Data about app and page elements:
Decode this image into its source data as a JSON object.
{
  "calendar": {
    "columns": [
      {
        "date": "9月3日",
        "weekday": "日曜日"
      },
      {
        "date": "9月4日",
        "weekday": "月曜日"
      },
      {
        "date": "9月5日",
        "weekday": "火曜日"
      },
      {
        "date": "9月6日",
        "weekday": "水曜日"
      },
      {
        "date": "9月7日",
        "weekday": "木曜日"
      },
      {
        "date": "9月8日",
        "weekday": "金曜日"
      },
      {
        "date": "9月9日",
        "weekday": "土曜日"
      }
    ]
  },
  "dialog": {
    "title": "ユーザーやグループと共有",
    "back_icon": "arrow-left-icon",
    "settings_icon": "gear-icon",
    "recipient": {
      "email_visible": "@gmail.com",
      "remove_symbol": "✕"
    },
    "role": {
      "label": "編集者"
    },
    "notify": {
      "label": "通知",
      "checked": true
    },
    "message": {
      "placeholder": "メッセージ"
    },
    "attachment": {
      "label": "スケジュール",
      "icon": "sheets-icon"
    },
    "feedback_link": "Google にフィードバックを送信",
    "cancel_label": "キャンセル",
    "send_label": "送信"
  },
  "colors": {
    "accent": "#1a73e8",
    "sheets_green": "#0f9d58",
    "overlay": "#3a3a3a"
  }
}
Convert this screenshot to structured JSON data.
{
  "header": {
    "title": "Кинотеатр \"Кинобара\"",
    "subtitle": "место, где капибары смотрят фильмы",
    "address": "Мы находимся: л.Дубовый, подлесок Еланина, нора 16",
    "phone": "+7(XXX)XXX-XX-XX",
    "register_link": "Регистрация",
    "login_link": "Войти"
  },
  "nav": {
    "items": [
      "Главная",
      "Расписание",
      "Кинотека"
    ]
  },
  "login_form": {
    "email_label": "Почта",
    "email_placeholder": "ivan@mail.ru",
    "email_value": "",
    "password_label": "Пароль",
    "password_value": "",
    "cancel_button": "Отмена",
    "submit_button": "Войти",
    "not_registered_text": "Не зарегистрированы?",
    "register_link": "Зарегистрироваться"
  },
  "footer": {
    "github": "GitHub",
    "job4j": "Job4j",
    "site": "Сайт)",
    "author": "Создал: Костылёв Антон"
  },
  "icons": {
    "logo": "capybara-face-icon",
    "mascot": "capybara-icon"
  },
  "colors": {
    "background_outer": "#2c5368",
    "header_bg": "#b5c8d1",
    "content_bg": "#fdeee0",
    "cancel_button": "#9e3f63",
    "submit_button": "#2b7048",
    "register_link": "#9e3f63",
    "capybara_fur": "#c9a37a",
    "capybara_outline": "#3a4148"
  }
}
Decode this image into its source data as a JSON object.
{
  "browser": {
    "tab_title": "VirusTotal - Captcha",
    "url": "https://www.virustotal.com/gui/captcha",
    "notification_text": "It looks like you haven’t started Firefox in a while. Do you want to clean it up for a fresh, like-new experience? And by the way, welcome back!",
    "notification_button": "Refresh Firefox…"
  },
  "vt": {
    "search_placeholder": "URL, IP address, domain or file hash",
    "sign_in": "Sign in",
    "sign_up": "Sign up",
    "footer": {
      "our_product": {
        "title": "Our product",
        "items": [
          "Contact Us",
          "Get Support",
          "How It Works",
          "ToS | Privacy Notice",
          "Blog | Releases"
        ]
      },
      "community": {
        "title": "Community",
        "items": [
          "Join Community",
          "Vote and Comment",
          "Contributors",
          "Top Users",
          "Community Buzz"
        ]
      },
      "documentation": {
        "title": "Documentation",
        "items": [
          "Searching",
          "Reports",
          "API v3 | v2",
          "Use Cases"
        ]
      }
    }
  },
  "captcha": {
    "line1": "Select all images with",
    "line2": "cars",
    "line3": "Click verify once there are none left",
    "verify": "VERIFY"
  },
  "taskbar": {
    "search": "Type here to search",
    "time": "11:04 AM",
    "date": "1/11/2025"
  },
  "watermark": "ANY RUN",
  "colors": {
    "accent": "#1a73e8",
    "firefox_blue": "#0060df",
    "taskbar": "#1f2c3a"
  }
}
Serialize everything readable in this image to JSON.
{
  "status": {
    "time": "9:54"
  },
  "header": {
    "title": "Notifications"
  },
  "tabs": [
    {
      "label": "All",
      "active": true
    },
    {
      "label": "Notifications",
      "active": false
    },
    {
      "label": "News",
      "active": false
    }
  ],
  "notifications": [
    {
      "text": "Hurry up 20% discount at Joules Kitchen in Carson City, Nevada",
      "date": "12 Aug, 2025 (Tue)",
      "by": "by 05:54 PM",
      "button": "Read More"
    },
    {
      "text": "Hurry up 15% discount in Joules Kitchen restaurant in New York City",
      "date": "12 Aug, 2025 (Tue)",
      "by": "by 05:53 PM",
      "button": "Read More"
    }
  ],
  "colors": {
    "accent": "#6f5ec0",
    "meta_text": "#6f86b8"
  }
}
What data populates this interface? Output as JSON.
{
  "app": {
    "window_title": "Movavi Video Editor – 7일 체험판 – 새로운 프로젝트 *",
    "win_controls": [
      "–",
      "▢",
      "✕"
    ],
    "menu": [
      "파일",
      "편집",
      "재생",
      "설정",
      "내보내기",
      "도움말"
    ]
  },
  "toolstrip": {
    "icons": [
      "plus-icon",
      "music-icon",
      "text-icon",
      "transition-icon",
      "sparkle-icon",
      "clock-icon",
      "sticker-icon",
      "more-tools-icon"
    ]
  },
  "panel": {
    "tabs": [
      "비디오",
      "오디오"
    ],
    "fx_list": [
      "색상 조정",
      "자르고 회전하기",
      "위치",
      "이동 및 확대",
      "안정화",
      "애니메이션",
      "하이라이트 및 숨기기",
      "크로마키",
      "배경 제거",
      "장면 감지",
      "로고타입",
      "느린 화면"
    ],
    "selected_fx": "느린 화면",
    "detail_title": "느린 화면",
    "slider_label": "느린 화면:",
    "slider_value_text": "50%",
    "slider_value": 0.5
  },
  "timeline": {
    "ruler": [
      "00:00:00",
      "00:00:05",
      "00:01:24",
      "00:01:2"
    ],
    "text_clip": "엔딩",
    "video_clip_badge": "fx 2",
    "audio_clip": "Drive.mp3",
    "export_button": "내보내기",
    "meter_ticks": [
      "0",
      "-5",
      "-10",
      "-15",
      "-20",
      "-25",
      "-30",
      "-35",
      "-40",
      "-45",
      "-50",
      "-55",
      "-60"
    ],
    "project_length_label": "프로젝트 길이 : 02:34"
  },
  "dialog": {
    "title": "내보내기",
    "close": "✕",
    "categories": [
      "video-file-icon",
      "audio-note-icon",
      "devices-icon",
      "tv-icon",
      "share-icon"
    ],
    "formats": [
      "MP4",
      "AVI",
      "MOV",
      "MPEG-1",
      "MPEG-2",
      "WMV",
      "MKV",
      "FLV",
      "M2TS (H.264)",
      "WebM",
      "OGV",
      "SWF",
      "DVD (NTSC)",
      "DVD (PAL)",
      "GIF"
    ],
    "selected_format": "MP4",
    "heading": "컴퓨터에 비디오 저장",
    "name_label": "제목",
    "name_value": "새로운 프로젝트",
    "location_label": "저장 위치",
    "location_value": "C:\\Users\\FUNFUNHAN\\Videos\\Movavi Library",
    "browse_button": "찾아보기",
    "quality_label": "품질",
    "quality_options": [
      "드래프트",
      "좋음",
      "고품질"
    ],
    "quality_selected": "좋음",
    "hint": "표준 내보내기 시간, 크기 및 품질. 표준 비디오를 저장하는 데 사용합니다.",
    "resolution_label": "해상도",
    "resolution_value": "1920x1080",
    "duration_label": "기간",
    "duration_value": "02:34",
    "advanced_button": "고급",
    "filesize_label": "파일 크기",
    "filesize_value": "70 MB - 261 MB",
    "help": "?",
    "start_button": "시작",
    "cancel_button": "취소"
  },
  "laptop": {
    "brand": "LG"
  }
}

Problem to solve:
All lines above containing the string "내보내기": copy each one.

Task answer:
      "내보내기",
    "export_button": "내보내기",
    "title": "내보내기",
    "hint": "표준 내보내기 시간, 크기 및 품질. 표준 비디오를 저장하는 데 사용합니다.",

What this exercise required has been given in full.